|Image: Warner Bros.|
It seems that a lot of people are growing increasingly tired of Tim Burton, accusing him of repeating the same old schtick for his own amusement. Well, his and Johnny Depp’s. But it’s a schtick that does seem to strike a chord with a lot of us and there’s no denying that an on-form Burton is a force to be reckoned with. He seemed like the perfect choice to bring hokey 1950s supernatural soap opera Dark Shadows to the big screen, and with an excellent cast, expectations were high.
In the late 1700s, wealthy Maine landowner Barnabas Collins (Depp) spurns the affections of his servant Angelique (Eva Green), who promptly reveals herself to be a witch, kills his beloved and turns him into a vampire. Barnabas is buried alive, only to be dug up 200 years later in 1972. The Collins family still lives in the mansion but is a shadow of its former self. With only matriarch Elizabeth (Michelle Pfeiffer) privy to his secret, Barnabas sets about restoring his family to their previous position, but must contend with their main rival: Angelique.
Let’s start with the bad. Audiences who have grown tired of Burton will not find much to enjoy here. Much of the film finds the director pretty much on cruise control, unwilling to take the film to any really dark or strange places. The 70s setting does much of the work for him (Hippies! Lava lamps! Alice Cooper!), the script by Seth Grahame-Smith is sloppy and haphazard, with plotlines dropped at random and characters disappearing from the film for long stretches. The first half often seems to exist only to give Depp a steady stream of fish out of water jokes, some of which are better than others. There’s an abundance of opportunities here with such an array of odd characters and excellent character actors that it’s frustrating to see them wasted.
That being said, we can also report that the film is a great deal of fun. The sets are beautiful, the costumes are magnificent, there are some fantastic performances, and things improve greatly in the second half when things actually get going.
Depp goes for a lower-key performance than expected which is mostly effective, and he works wonderfully with Green and Pfeiffer, who does excellent work as the calm, aloof but resourceful head of the family. However, Chloë Grace Moretz is surprisingly on-and-off as her perpetually unimpressed daughter Carolyn, Jonny Lee Miller doesn’t have much to do apart from wear a succession of turtlenecks as Elizabeth’s ne’er-do-well brother Roger, and Jackie Earle Haley’s drunken handyman Willie Loomis deserves much more screen-time. Helena Bonham Carter has some fun with her aging psychiatrist but she suffers from a similar lack of character development.
The real triumph of Dark Shadows is the casting of Eva Green as the crazed, preening, vengeful, lustful witch.
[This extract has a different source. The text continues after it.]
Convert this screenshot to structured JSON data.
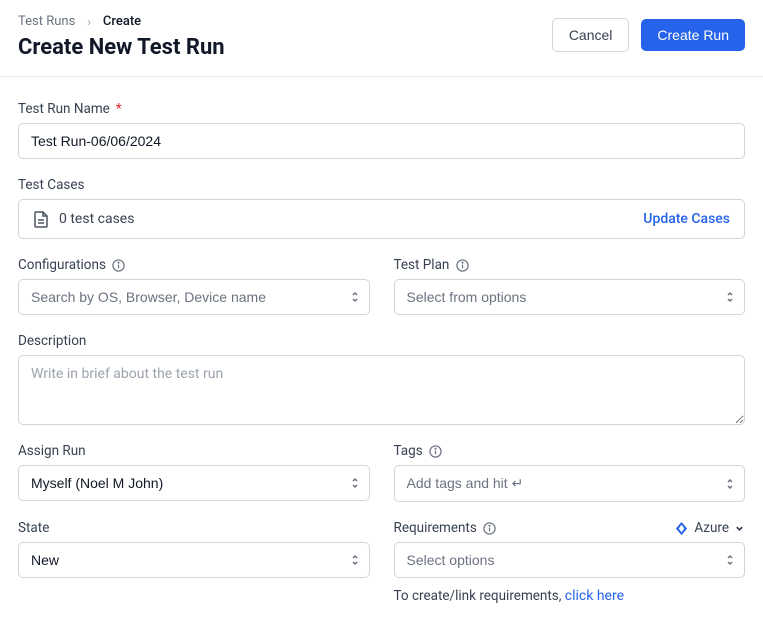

It’s a performance so wickedly enjoyable that when she’s on screen the many faults of the script and the film seem negligible. She completely nails the tone of arch, vampy comedy that the film goes for but only occasionally hits.
The problems with Dark Shadows are many and they are impossible to ignore but it’s never boring. The cast are on good form and clearly enjoying their work, and for the many plotlines that fizzle and are ignored there are some wonderful details that pop up. After a disappointing first half the second builds to a highly enjoyable, over-the-top crescendo.
In desperate need of a better script and more focus, Dark Shadows is not as good as we hoped, but much more fun than we feared.